For starters, the Milky Way is a disk about 120,000 light years across with a central bulge that has a diameter of 12,000 light years (see the Guide to Space article for more information). The disk is far from perfectly flat though, as can be seen in the picture below. In fact, it is warped in shape, a fact which astronomers attribute to the our galaxy’s two neighbors -the Large and Small Magellanic clouds.
The Milky Way is estimated to contain 100–400 billion stars. There are likely at least 100 billion planets in the Milky Way. The Solar System is located within the disk, about 27,000 light-years from the Galactic Center, on the inner edge of one of the spiral-shaped concentrations of gas and dust called the Orion Arm.
Scientists estimate that 100 to 400 billion planets exist in the Milky Way galaxy. Some studies suggest that the number of planets in the Milky Way is greater than the number of stars, proposing that an average of 1.6 planets exist per star.
The Milky Way has an enormous width of about 100,000 light years. The Milky Way is the most common type of galaxy in the universe—a spiral galaxy.
The Milky Way Galaxy is an immense and very interesting place. Not only does it measure some 120000–180000 light-years in diameter, it is home to planet.
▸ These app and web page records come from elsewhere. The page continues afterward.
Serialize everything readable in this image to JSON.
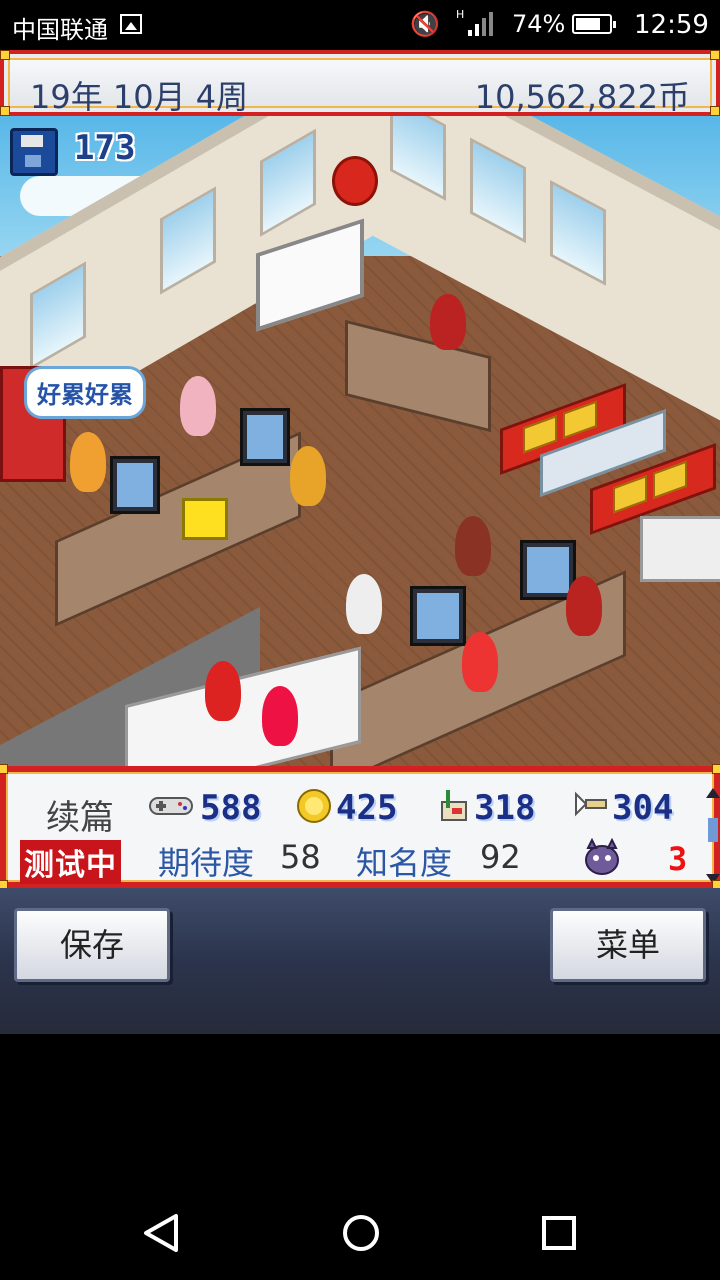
{
  "status_bar": {
    "carrier": "中国联通",
    "battery_percent": "74%",
    "battery_level": 0.74,
    "time": "12:59",
    "icons": [
      "image-icon",
      "mute-icon",
      "signal-icon",
      "battery-icon"
    ]
  },
  "top_bar": {
    "date": "19年 10月 4周",
    "money": "10,562,822币"
  },
  "game": {
    "save_count": "173",
    "speech_bubble": "好累好累"
  },
  "project": {
    "title": "续篇",
    "status": "测试中",
    "stats": [
      {
        "icon": "gamepad-icon",
        "value": "588"
      },
      {
        "icon": "coin-icon",
        "value": "425"
      },
      {
        "icon": "paint-icon",
        "value": "318"
      },
      {
        "icon": "sound-icon",
        "value": "304"
      }
    ],
    "expectation_label": "期待度",
    "expectation_value": "58",
    "fame_label": "知名度",
    "fame_value": "92",
    "bug_icon": "bug-monster-icon",
    "bug_count": "3"
  },
  "buttons": {
    "save": "保存",
    "menu": "菜单"
  },
  "nav": [
    "back-icon",
    "home-icon",
    "recents-icon"
  ]
}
As galaxies go, the Milky Way is a middleweight. The largest galaxy we know of, which is designated IC 1101, has over 100 trillion stars, and other large galaxies can have as many as a trillion. Dwarf galaxies such as the aforementioned Large Magellanic Cloud have about 10 billion stars. The Milky Way has between 100-400 billion stars; but when you look up into the night sky, the most you can see from any one point on the globe is about 2,500. This number is not fixed, however, because the Milky Way is constantly losing stars through supernovae, and producing new ones all the time (about seven per year).